Hundreds of Pakistani-American entrepreneurs met on Saturday, June 2, 2012 at Silicon Valley's Computer History Museum for this year's annual conference called OPEN Forum held each summer. It's organized by the Organization of Pakistani-American Entrepreneurs (OPEN) in Silicon Valley. The conference had a large number of sponsors, including dozens of
Silicon Valley companies founded or managed by Pakistani-Americans.
Successful social entrepreneur Salman Khan of Khan Academy was the keynote speaker. There were also a number of parallel tracks on various topics of interest to the community. Panelists included venture capitalists, business executives, entrepreneurs, engineers, lawyers, scientists, editors and reporters.
I am sharing with my readers some of the highlights of the key sessions that I personally found interesting.
Sarfaraz Ahmed Rehman represented Dawood Group includes Pakistani conglomerate Engro with multiple businesses ranging from consumer products to fertilizer and energy. Rehman talked about annual growth of as much as 45% per year in some of the product categories in Dawood's consumer product sales and profits. He said other consumer giants like Unilever Pakistan, Colgate-Palmolive and Nestle Pakistan are experiencing similar rapid growth as well. All of these companies are investing heavily to expand their FMCG offerings in Pakistan.
Naveed Sherwani of Silicon Valley based OpenSilicon talked about his reasons for setting up his company's chip design centers in Lahore and Islamabad by hiring 67 Pakistani design engineers. Sherwani said OpenSilicon considered adding staff at their existing design center in Bangalore, India and also considered Shanghai, China for expansion before choosing Pakistan. The key reasons include availability of top talent, lower turn-over and lower costs in Lahore and Islamabad. Comparing turn-over, he said it's about 15% in Pakistan versus 30% in India. Answering a question on power outages and security concerns, he said both are manageable. Stand-by generators alleviate the problems caused by load shedding. And, being a frequent visitor to Pakistan, he feels quite safe there.

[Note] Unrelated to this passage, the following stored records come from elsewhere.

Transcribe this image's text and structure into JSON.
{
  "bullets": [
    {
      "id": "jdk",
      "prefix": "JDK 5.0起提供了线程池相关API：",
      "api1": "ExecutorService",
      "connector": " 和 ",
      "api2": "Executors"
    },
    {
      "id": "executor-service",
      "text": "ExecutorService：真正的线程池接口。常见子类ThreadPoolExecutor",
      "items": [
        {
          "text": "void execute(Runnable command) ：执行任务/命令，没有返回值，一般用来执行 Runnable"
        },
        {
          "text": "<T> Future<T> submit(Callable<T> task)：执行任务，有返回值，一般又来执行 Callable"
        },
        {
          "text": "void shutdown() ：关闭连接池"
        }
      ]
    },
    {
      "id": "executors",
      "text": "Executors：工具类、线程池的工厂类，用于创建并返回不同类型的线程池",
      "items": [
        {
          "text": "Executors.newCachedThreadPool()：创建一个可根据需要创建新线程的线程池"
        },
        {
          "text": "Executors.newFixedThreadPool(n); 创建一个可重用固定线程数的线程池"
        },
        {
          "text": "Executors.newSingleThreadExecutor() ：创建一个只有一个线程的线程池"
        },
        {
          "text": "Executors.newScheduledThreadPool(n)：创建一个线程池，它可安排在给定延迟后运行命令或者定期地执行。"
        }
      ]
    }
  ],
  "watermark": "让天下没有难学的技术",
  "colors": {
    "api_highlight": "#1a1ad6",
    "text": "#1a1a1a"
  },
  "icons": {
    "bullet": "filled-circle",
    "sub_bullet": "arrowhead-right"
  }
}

GAME CHANGERS TELL ALL: “WORK? PLAY? THERE’S AN APP FOR THAT"
The panel was moderated by Umair Khan, CEO, SecretBuilders; Chairman, Folio3; Venture Partner, Entrepreneurs’ Fund and included
Joe Robinson: Product Lead, Square, Charles Huang: CEO Blue Goji; co-founder Red Octane (Guitar Hero), Zia Yusuf: CEO Streetline; former EVP SAP, Robert Martyn: Studio GM, Zynga; Executive Producer of SIMS, SimCity at EA, Omar Siddiqui: CEO Kiwi; former VP Playdom (Disney) as panelists.
The mobile apps market has exploded from almost zero to nearly $3 billion within just a few years as smartphones and tablets have become ubiquitous. Panelists represented a range of apps from gaming and social media to an application that allows people to find a parking spot while enabling the cities to raise their parking revenues.
The key question was how can developers effectively market their apps in such a crowded space. Zia quipped "Get Ashton Kutcher", referring to the use of celebrities to get attention. Another panelist suggested turning to new niches such as fitness and cycling to get a slice of the action by offering a piece of specialized hardware along with the application. One suggestion was to sell a hard-shell case for the mobile device and offer free download of a useful application for cyclists.